THE HAGUE (Netherlands): Hours before a rare snowstorm hit this city last month, Sgt. Erik Smit got a call from dispatch: A Jack Russell was locked out on a third-storey balcony.
Neighbours heard it barking and knew that the owner, who had left for work at 7.30am, would not be back until the end of the day, when the terrace would be covered by several inches of snow.
Smit, a 39-year veteran of the national police force, rang a few doorbells and yelled some questions to curious but uninformed residents. He then radioed for a 22-tonne firetruck with a crane and platform.
A half-hour later, at a taxpayer cost of roughly €500 (Dh2,294 or $620), the rescued dog was warming up in an animal ambulance. Smit got back into his squad car and continued his day.
“He’ll have to call me and explain the situation,” he said of the dog’s owner, who would eventually be fined €150 for animal neglect.
Smit is one of roughly 250 full-time members of the animal police force in the Netherlands (many more are trained but do not carry out the function exclusively). Of the approximately 3 million calls made to The Hague area police each year, roughly 3,000 involve animals.
Like a Humane Society with guns, handcuffs and badges, members of the animal police force are regular officers with extra training and special equipment.
A 911-type emergency line for animals — dial 144 from any phone in the Netherlands — dispatches the officers and supplies the vast majority of their leads.
The work is a mix of animal protection and human social services, finding practical solutions — like monthly visits to a troubled dog and its owner to ensure all is well — and judicial procedures like fines.
“Obviously, the first thing I do is to look after the animals, but often when you look further, you see the things aren’t going so well for the owner of the animals,” said Smit, who estimates he sees malicious intent in only about 20 per cent of cases.
During a normal working day, he might help rescue a sick seal at the beach, help to leash or confine an aggressive dog or investigate private residences where people collect animals. That included recently rescuing 60 guinea pigs from a home after neighbours complained about the smell.

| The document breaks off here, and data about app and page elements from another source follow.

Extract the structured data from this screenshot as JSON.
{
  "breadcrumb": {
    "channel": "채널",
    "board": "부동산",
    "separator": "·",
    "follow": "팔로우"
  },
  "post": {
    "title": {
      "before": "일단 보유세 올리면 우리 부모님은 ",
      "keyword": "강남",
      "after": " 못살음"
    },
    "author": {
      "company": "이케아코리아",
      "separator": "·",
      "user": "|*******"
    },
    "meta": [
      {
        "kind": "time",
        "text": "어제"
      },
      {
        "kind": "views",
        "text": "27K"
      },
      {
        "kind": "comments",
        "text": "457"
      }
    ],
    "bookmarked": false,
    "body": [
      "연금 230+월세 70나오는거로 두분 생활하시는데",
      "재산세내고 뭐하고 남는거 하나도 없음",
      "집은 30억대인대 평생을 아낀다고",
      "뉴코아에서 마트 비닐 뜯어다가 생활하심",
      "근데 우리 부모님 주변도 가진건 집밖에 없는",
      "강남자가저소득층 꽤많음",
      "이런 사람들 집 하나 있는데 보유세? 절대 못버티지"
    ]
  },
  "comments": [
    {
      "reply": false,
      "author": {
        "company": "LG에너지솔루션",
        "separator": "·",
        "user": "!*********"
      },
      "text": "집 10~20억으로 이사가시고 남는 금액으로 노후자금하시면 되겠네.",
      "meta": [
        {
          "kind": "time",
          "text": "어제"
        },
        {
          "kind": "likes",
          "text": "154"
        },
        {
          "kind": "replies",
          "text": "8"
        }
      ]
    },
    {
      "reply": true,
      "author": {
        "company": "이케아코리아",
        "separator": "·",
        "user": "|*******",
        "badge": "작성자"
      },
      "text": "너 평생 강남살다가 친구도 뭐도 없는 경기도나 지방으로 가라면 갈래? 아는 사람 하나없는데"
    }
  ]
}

In lesser cases, a prosecutor can hand out fines and community service without taking the case to a judge. But about 100 times a year the cases go to court, with maximum penalties of three years in prison or fines of nearly $25,000, though such sentences are rare.
Like Smit, Tamara Verdoorn, the prosecutor in charge of animal cases in The Hague district court, sees a lot of people whose run-ins with animal law-enforcement reflect larger problems. “Most people who neglect animals are also neglecting themselves,” she said.
While some animals caught up in the legal system are given up for adoption, certain dogs are examined to ensure they do not pose a threat.
One of the first officers to be trained in the animal police force, Smit says he has learnt most skills through talking with veterinarians, farmers and other experts.
And while his job leads him to some gruesome scenes — a week before the snowstorm, a pony in a city farm was fatally beaten — many encounters end happily.
— New York Times News Service